I hope this helps mcormie,

I'm real interested to find out how thisone goes for you, you might be doing something that at most few others have tried with OBSD, let us know how it goes.

Also, if we can assist you in any other fashion on this project I know at least I'd be more than happy to. Good Luck!

January 18th, 2003, 22:04
If you would like to take off some of the overhead of encryption of your cpu, check out the vpn acclerator card from Soekris engineering.

Im ordering a board/crypto card and case for my new firewall. Another friend has one, and they are awesome. Fully supported in obsd of course.


January 19th, 2003, 00:53
No appology required elmore. That was exactly the kind of information I was looking for.

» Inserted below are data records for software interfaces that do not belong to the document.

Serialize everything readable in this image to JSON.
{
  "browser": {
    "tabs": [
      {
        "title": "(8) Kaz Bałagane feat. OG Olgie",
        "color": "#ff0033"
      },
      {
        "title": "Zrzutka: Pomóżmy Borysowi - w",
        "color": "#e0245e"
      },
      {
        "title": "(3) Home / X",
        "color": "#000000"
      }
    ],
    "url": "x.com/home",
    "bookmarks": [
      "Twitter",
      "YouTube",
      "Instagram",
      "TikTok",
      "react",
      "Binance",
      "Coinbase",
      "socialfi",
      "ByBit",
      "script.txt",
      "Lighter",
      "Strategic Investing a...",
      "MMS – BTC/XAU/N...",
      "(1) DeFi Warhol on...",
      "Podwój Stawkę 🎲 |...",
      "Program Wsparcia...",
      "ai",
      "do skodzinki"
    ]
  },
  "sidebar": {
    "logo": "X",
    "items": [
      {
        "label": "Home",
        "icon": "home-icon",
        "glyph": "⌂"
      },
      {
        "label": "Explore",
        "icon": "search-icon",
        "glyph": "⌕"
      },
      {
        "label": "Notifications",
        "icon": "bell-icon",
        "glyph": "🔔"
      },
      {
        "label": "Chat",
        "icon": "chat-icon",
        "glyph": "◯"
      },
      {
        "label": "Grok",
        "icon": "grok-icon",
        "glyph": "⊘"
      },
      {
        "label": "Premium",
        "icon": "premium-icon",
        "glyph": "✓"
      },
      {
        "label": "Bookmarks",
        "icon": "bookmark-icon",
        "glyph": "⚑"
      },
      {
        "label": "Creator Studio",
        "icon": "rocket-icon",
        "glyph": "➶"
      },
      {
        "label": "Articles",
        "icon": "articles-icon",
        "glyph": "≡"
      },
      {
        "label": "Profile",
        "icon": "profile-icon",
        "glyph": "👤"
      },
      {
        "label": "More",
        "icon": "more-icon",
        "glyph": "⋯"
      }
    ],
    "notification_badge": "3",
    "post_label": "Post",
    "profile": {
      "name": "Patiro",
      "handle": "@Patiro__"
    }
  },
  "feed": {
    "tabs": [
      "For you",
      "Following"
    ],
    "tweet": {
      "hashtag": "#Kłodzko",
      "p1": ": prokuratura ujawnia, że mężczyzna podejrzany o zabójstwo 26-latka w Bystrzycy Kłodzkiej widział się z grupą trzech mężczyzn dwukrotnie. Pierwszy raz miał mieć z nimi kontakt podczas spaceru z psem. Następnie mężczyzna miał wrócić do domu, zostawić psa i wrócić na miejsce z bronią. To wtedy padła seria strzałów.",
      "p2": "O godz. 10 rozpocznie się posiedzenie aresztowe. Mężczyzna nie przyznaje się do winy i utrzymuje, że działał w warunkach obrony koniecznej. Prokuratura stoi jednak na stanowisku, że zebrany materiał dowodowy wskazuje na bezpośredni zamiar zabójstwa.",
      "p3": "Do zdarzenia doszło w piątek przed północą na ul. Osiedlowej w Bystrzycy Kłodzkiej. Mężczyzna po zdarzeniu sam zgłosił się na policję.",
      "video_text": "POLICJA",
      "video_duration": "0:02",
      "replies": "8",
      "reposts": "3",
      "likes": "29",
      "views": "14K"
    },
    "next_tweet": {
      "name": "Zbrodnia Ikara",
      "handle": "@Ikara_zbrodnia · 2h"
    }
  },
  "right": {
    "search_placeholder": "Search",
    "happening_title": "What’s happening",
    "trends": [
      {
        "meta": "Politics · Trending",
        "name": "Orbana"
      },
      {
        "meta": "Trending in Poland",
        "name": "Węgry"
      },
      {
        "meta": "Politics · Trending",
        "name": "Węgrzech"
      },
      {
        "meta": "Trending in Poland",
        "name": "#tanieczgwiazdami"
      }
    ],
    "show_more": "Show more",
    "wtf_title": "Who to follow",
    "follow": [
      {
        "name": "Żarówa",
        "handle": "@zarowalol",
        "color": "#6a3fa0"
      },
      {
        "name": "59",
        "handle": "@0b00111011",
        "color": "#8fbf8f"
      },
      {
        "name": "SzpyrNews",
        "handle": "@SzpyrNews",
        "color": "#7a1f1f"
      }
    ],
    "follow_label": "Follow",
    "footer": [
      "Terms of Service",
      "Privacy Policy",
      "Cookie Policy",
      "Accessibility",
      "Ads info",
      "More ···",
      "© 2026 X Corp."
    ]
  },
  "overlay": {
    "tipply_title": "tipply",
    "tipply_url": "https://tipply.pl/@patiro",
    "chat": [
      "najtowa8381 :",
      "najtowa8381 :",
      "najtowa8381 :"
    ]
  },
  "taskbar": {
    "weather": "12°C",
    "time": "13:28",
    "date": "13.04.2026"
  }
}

The comments on the em (Intel) driver were last April, but the OpenBSD 3.2 changelog (Nov release) list the em driver added. The lists also suggest that getting documentation from Intel was near impossible, but the em driver Author is listed as Intel. Very Strange. Did Intel re-write the em driver?

Netgear seems to have switched from the suggested ti chipset to the nge (National Semiconductor) chipset. It seems harder to get an adapter with the ti chipset, as both 3com and NetGear have discontinued their ti based adapters. 3Com has switched to the bge (broadcom) chipset. Anyone have any experience with either of these?

bsdjunkie - Thanks for the crypto card tip. Seems like a good deal for $92.00, especially if it performs as advertised.

Further research led to this information regarding spanning tree bridging being supported. In that link is a reference to a Belgium ISP using 8 ethernet interfaces (2 quad cards) in a single computer.

I keep being more amazed by the net code in OpenBSD.

January 20th, 2003, 16:09
4 gigabit cards will definitely cause contention on a conventional PCI bus. There are some alternatives but the cost will go up obviously. There are motherboards with multiple busses, 64 bit slots, 66Mhz+ slots or even all of the above.

Tyan has a nice board (Thunder i7500) that has
• Six 184-pin 2.5V DDR DIMM sockets
• Supports up to 12GB of Registered DDR266/200
• Dual channel memory bus
• Supports 72-bit ECC memory

• Five independent PCI(-X) buses
• Two 64-bit 133/100/66MHz (3.3V) PCI-X slots
• Two 64-bit 66/33MHz (3.3-Volt) PCI-X slot
• One 32-bit 33MHz (5V) PCI slot

• QLogic™ Zircon Baseboard Management
Controller (BMC)
• Supports the Intelligent Platform Management
Interface (IPMI)
• I 2C and IPMB

I know you can't use the dual processor and don't need near 12GB of ram but 5 independent busses and dual channel DDR memory would eliminate most of the bottlenecks you would otherwise run into. Most systems you could build with lower quality parts would work fine when you start out but won't scale well and definitely won't keep you anywhere near wirespeed. I know this $400 motherboard costs a little more and you will have to buy more expensive 64bit gigabit cards but the returns is totally worth it for such a critical piece of equipment at the core of your infrastructure. It looks like you were already thinking of at least 64bit/66Mhz cards anyway.

I agree 100% with bsdjunkie, get the vpn acclerator card. It will help offload a lot of the work. I would still put as fast as a CPU in there as you can get your hands on. You buy yourself some headroom as your pf rules evolve and get more sophisticated.

Just a few thoughts I had.

No, I don't work for Tyan. I did build custom servers, workstations, etc. for a company that dealt with Asus, Tyan, SuperMicro, etc. and have a bit of experience with them. I would stick with the Intel i7500 or recent Serverworks chipsets for stability and performance reasons.